It’s all in the edit
However, heroic images weren’t always easy to come by. With an increased need for dramatic images, photographers like Frank Hurley and others began to use composite or staged images to create the aura of war and a feeling of patriotism within the viewer.
Take the above picture by Hurley. A composite of 12 different images shot from the same location, he tried to capture the full experience of the battlefield for the viewer, something that would have been impossible to get in one frame.
But in showing a version of war, composites and staged photos like these began to raise questions of historical accuracy, with some photographers like Ernest Brooks changing his view on his earlier staged photos, seeing the photograph not only as a carrier of information, but as a tool of remembrance.
Moving away from the propaganda, the storytelling and the emotive images of the battlefield, photography had one more crucial part to play in the war effort; aerial reconnaissance. Able to supply military units with vital information, photographs could record the exact locations and shapes of the enemy line, without the need for written words or spoken communication, helping units understand and act with certainty.
The images they produced were so vital that the Royal Flying Corps established its very own school of aerial photography in 1916, with aerial reconnaissance missions actually preceding military aviation itself. With photography being seen as the only positive use of aircraft in war, the first fighter escort aircraft were deployed to protect reconnaissance aircraft and not attack the enemy themselves.

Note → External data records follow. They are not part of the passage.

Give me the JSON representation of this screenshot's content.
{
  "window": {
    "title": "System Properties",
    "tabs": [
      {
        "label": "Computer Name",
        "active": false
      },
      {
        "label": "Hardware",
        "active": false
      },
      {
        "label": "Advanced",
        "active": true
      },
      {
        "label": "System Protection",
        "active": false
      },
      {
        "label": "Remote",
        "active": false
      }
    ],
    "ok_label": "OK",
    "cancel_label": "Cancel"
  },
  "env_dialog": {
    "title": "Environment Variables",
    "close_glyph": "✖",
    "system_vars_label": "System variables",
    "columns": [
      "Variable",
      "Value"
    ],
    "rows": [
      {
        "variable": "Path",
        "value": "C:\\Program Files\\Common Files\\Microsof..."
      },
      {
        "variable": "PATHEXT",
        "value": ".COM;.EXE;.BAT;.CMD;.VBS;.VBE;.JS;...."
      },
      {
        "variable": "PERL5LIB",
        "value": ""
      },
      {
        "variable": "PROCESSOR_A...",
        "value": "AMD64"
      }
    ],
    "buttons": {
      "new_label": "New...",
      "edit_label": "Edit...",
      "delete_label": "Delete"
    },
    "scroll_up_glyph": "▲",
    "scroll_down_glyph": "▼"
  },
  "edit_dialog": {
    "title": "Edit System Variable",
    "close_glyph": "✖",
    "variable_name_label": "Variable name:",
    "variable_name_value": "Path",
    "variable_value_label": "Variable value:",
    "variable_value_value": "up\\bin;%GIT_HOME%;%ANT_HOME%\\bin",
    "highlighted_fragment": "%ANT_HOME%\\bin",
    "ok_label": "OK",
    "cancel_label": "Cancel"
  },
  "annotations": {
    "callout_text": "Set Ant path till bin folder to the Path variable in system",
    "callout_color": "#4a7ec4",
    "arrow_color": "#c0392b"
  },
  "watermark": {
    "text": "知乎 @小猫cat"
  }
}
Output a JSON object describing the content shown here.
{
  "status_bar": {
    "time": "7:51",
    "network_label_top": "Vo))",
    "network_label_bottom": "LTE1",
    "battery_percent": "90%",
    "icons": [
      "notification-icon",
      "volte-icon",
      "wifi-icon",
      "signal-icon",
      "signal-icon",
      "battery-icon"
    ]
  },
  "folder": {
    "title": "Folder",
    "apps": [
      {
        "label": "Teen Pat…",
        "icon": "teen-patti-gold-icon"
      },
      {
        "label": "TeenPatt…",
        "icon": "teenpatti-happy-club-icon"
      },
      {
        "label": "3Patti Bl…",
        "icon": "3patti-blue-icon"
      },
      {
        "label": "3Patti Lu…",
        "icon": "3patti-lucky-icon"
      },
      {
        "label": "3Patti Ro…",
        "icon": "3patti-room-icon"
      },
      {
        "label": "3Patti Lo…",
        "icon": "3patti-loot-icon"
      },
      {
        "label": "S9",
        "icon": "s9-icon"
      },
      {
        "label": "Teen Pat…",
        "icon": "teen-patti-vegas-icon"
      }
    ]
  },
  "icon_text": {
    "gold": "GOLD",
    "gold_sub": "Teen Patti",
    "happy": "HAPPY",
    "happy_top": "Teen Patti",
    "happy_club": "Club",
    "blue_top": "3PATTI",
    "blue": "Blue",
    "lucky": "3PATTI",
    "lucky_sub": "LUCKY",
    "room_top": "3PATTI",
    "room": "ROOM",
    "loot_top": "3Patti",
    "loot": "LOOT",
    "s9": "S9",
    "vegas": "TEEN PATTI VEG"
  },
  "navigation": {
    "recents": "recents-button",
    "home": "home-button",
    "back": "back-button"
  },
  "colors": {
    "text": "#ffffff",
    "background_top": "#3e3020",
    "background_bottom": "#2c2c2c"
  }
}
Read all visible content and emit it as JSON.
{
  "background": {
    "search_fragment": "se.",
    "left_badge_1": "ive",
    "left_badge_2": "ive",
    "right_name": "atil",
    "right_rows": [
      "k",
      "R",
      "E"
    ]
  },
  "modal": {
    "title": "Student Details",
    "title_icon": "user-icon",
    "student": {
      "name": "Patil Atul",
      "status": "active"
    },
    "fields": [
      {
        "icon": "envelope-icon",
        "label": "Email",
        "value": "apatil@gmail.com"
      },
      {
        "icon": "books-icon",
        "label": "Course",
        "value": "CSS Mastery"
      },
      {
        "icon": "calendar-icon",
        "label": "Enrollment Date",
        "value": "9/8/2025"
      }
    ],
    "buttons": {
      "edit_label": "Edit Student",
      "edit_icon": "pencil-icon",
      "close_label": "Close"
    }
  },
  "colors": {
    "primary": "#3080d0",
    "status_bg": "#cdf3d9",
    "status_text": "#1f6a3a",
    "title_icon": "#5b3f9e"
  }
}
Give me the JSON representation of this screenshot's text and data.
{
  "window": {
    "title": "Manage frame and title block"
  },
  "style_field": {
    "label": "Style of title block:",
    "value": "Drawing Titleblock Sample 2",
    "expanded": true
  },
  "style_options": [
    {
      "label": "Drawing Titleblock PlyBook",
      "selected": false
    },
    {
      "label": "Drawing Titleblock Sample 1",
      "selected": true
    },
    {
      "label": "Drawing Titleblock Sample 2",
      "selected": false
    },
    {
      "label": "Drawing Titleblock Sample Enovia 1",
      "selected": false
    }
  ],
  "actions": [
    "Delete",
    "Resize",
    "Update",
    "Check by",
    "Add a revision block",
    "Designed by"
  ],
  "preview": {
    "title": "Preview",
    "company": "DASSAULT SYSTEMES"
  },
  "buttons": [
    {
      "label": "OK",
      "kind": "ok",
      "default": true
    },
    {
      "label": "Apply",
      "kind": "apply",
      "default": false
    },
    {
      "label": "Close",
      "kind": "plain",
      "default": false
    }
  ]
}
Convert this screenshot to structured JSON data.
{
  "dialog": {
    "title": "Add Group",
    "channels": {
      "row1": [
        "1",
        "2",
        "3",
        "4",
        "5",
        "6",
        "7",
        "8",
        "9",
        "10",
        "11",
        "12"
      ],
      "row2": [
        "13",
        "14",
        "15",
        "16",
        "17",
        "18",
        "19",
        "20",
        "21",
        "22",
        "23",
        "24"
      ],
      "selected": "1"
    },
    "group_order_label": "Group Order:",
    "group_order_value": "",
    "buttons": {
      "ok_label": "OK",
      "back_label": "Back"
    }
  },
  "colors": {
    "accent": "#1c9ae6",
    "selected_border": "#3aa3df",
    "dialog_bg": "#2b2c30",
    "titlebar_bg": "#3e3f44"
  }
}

On a broader scale these reconnaissance photos alongside those taken in the trenches and back home, not only captured this crucial turning point in history, they advanced human understanding itself. They provided a new viewpoint from which to see the world and our place within it, both literally and metaphorically. And at the start of a new century, the camera changed everything.